== Segment start ==

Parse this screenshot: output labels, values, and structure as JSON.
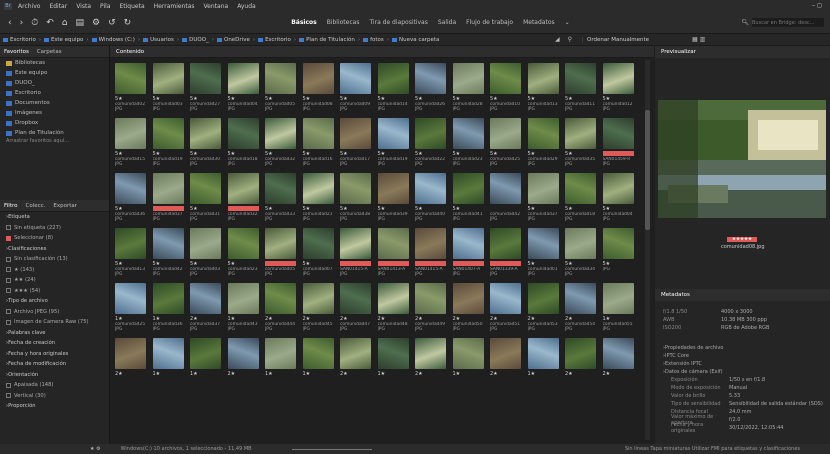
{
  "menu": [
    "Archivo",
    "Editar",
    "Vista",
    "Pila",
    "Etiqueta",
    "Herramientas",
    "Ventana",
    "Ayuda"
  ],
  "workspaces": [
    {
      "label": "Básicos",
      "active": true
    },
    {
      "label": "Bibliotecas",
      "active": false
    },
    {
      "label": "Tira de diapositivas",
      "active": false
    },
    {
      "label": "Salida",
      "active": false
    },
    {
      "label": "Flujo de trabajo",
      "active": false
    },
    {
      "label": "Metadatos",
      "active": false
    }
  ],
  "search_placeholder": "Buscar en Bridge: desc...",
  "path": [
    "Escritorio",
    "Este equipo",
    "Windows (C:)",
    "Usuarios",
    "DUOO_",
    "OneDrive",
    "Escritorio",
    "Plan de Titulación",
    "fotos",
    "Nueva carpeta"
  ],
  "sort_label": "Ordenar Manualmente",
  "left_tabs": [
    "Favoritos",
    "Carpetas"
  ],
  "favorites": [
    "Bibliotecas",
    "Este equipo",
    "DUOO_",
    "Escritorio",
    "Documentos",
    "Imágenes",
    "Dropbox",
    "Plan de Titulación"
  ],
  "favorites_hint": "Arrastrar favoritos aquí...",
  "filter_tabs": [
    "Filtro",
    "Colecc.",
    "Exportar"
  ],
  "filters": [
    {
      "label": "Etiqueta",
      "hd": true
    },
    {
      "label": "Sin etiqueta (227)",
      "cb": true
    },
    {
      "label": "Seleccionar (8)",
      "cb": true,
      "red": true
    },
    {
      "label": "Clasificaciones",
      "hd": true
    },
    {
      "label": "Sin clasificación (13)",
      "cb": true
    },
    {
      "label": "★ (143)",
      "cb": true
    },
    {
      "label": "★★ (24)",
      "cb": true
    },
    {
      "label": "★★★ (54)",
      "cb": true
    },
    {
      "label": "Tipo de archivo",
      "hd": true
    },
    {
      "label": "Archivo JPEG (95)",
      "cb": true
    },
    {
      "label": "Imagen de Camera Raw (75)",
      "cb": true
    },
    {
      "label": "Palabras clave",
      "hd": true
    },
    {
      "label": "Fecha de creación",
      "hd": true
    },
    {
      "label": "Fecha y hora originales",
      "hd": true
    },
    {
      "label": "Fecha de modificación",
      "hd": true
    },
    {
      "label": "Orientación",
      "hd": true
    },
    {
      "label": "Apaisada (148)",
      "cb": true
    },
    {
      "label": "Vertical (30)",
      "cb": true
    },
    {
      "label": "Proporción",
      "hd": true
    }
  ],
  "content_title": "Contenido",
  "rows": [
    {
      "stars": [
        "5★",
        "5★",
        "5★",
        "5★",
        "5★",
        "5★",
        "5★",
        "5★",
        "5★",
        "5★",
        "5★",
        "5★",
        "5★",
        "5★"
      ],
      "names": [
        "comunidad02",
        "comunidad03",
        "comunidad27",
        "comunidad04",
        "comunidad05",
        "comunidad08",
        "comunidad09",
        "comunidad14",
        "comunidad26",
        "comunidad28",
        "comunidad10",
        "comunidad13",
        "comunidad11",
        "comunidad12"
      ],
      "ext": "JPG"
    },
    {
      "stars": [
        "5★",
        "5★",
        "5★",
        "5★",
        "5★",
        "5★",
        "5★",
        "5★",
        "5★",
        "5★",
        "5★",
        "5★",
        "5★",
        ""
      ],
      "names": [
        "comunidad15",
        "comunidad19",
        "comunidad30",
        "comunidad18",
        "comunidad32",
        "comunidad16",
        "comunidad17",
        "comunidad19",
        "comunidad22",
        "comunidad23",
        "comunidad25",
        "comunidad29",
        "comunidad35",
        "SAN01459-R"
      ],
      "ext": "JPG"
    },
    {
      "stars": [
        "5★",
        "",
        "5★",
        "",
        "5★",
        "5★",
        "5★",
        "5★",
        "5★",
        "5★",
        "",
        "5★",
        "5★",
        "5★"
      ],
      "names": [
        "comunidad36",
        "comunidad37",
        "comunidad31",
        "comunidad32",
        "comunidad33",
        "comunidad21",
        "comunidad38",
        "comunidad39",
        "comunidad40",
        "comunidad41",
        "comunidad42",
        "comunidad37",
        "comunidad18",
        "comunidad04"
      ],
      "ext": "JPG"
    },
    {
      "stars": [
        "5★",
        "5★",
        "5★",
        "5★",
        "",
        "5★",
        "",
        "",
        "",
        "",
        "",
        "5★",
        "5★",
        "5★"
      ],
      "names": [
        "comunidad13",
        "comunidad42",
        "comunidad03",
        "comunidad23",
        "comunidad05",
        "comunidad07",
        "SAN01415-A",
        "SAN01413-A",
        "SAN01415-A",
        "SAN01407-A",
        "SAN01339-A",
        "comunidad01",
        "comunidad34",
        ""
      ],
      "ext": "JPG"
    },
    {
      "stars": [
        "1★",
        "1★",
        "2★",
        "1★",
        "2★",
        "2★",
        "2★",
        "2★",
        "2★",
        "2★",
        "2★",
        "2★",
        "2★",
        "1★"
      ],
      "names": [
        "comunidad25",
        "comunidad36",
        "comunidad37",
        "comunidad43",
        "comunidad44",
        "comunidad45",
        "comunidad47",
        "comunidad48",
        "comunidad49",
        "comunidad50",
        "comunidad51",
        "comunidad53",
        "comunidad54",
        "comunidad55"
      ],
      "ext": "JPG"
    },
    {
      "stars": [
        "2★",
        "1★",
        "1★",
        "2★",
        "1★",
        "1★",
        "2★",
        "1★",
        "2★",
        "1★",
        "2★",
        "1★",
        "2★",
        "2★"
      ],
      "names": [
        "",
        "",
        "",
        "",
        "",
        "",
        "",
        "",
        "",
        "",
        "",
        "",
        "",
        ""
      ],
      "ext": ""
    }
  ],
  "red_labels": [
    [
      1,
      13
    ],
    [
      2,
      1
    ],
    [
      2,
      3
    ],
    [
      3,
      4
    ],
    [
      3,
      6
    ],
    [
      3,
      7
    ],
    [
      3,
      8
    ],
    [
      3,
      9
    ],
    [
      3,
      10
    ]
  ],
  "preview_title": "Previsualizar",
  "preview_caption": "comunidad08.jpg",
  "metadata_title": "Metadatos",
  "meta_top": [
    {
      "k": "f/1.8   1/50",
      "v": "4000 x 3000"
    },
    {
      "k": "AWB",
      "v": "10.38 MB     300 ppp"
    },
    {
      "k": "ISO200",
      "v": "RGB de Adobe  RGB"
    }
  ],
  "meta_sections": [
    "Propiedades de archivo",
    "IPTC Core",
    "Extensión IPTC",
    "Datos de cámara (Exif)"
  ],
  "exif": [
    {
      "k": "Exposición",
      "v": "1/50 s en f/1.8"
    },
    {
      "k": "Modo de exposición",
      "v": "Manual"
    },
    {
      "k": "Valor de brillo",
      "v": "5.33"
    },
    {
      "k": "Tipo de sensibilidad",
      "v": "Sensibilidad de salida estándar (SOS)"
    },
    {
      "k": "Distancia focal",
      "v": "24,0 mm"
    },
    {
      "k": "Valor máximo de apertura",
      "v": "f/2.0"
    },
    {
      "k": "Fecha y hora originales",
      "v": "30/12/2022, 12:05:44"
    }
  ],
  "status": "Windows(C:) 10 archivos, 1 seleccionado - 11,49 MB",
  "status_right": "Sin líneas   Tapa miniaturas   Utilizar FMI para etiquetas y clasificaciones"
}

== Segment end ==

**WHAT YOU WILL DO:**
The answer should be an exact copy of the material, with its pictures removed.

**SOLVED EXERCISE:**
Parse this screenshot: output labels, values, and structure as JSON.
{
  "menu": [
    "Archivo",
    "Editar",
    "Vista",
    "Pila",
    "Etiqueta",
    "Herramientas",
    "Ventana",
    "Ayuda"
  ],
  "workspaces": [
    {
      "label": "Básicos",
      "active": true
    },
    {
      "label": "Bibliotecas",
      "active": false
    },
    {
      "label": "Tira de diapositivas",
      "active": false
    },
    {
      "label": "Salida",
      "active": false
    },
    {
      "label": "Flujo de trabajo",
      "active": false
    },
    {
      "label": "Metadatos",
      "active": false
    }
  ],
  "search_placeholder": "Buscar en Bridge: desc...",
  "path": [
    "Escritorio",
    "Este equipo",
    "Windows (C:)",
    "Usuarios",
    "DUOO_",
    "OneDrive",
    "Escritorio",
    "Plan de Titulación",
    "fotos",
    "Nueva carpeta"
  ],
  "sort_label": "Ordenar Manualmente",
  "left_tabs": [
    "Favoritos",
    "Carpetas"
  ],
  "favorites": [
    "Bibliotecas",
    "Este equipo",
    "DUOO_",
    "Escritorio",
    "Documentos",
    "Imágenes",
    "Dropbox",
    "Plan de Titulación"
  ],
  "favorites_hint": "Arrastrar favoritos aquí...",
  "filter_tabs": [
    "Filtro",
    "Colecc.",
    "Exportar"
  ],
  "filters": [
    {
      "label": "Etiqueta",
      "hd": true
    },
    {
      "label": "Sin etiqueta (227)",
      "cb": true
    },
    {
      "label": "Seleccionar (8)",
      "cb": true,
      "red": true
    },
    {
      "label": "Clasificaciones",
      "hd": true
    },
    {
      "label": "Sin clasificación (13)",
      "cb": true
    },
    {
      "label": "★ (143)",
      "cb": true
    },
    {
      "label": "★★ (24)",
      "cb": true
    },
    {
      "label": "★★★ (54)",
      "cb": true
    },
    {
      "label": "Tipo de archivo",
      "hd": true
    },
    {
      "label": "Archivo JPEG (95)",
      "cb": true
    },
    {
      "label": "Imagen de Camera Raw (75)",
      "cb": true
    },
    {
      "label": "Palabras clave",
      "hd": true
    },
    {
      "label": "Fecha de creación",
      "hd": true
    },
    {
      "label": "Fecha y hora originales",
      "hd": true
    },
    {
      "label": "Fecha de modificación",
      "hd": true
    },
    {
      "label": "Orientación",
      "hd": true
    },
    {
      "label": "Apaisada (148)",
      "cb": true
    },
    {
      "label": "Vertical (30)",
      "cb": true
    },
    {
      "label": "Proporción",
      "hd": true
    }
  ],
  "content_title": "Contenido",
  "rows": [
    {
      "stars": [
        "5★",
        "5★",
        "5★",
        "5★",
        "5★",
        "5★",
        "5★",
        "5★",
        "5★",
        "5★",
        "5★",
        "5★",
        "5★",
        "5★"
      ],
      "names": [
        "comunidad02",
        "comunidad03",
        "comunidad27",
        "comunidad04",
        "comunidad05",
        "comunidad08",
        "comunidad09",
        "comunidad14",
        "comunidad26",
        "comunidad28",
        "comunidad10",
        "comunidad13",
        "comunidad11",
        "comunidad12"
      ],
      "ext": "JPG"
    },
    {
      "stars": [
        "5★",
        "5★",
        "5★",
        "5★",
        "5★",
        "5★",
        "5★",
        "5★",
        "5★",
        "5★",
        "5★",
        "5★",
        "5★",
        ""
      ],
      "names": [
        "comunidad15",
        "comunidad19",
        "comunidad30",
        "comunidad18",
        "comunidad32",
        "comunidad16",
        "comunidad17",
        "comunidad19",
        "comunidad22",
        "comunidad23",
        "comunidad25",
        "comunidad29",
        "comunidad35",
        "SAN01459-R"
      ],
      "ext": "JPG"
    },
    {
      "stars": [
        "5★",
        "",
        "5★",
        "",
        "5★",
        "5★",
        "5★",
        "5★",
        "5★",
        "5★",
        "",
        "5★",
        "5★",
        "5★"
      ],
      "names": [
        "comunidad36",
        "comunidad37",
        "comunidad31",
        "comunidad32",
        "comunidad33",
        "comunidad21",
        "comunidad38",
        "comunidad39",
        "comunidad40",
        "comunidad41",
        "comunidad42",
        "comunidad37",
        "comunidad18",
        "comunidad04"
      ],
      "ext": "JPG"
    },
    {
      "stars": [
        "5★",
        "5★",
        "5★",
        "5★",
        "",
        "5★",
        "",
        "",
        "",
        "",
        "",
        "5★",
        "5★",
        "5★"
      ],
      "names": [
        "comunidad13",
        "comunidad42",
        "comunidad03",
        "comunidad23",
        "comunidad05",
        "comunidad07",
        "SAN01415-A",
        "SAN01413-A",
        "SAN01415-A",
        "SAN01407-A",
        "SAN01339-A",
        "comunidad01",
        "comunidad34",
        ""
      ],
      "ext": "JPG"
    },
    {
      "stars": [
        "1★",
        "1★",
        "2★",
        "1★",
        "2★",
        "2★",
        "2★",
        "2★",
        "2★",
        "2★",
        "2★",
        "2★",
        "2★",
        "1★"
      ],
      "names": [
        "comunidad25",
        "comunidad36",
        "comunidad37",
        "comunidad43",
        "comunidad44",
        "comunidad45",
        "comunidad47",
        "comunidad48",
        "comunidad49",
        "comunidad50",
        "comunidad51",
        "comunidad53",
        "comunidad54",
        "comunidad55"
      ],
      "ext": "JPG"
    },
    {
      "stars": [
        "2★",
        "1★",
        "1★",
        "2★",
        "1★",
        "1★",
        "2★",
        "1★",
        "2★",
        "1★",
        "2★",
        "1★",
        "2★",
        "2★"
      ],
      "names": [
        "",
        "",
        "",
        "",
        "",
        "",
        "",
        "",
        "",
        "",
        "",
        "",
        "",
        ""
      ],
      "ext": ""
    }
  ],
  "red_labels": [
    [
      1,
      13
    ],
    [
      2,
      1
    ],
    [
      2,
      3
    ],
    [
      3,
      4
    ],
    [
      3,
      6
    ],
    [
      3,
      7
    ],
    [
      3,
      8
    ],
    [
      3,
      9
    ],
    [
      3,
      10
    ]
  ],
  "preview_title": "Previsualizar",
  "preview_caption": "comunidad08.jpg",
  "metadata_title": "Metadatos",
  "meta_top": [
    {
      "k": "f/1.8   1/50",
      "v": "4000 x 3000"
    },
    {
      "k": "AWB",
      "v": "10.38 MB     300 ppp"
    },
    {
      "k": "ISO200",
      "v": "RGB de Adobe  RGB"
    }
  ],
  "meta_sections": [
    "Propiedades de archivo",
    "IPTC Core",
    "Extensión IPTC",
    "Datos de cámara (Exif)"
  ],
  "exif": [
    {
      "k": "Exposición",
      "v": "1/50 s en f/1.8"
    },
    {
      "k": "Modo de exposición",
      "v": "Manual"
    },
    {
      "k": "Valor de brillo",
      "v": "5.33"
    },
    {
      "k": "Tipo de sensibilidad",
      "v": "Sensibilidad de salida estándar (SOS)"
    },
    {
      "k": "Distancia focal",
      "v": "24,0 mm"
    },
    {
      "k": "Valor máximo de apertura",
      "v": "f/2.0"
    },
    {
      "k": "Fecha y hora originales",
      "v": "30/12/2022, 12:05:44"
    }
  ],
  "status": "Windows(C:) 10 archivos, 1 seleccionado - 11,49 MB",
  "status_right": "Sin líneas   Tapa miniaturas   Utilizar FMI para etiquetas y clasificaciones"
}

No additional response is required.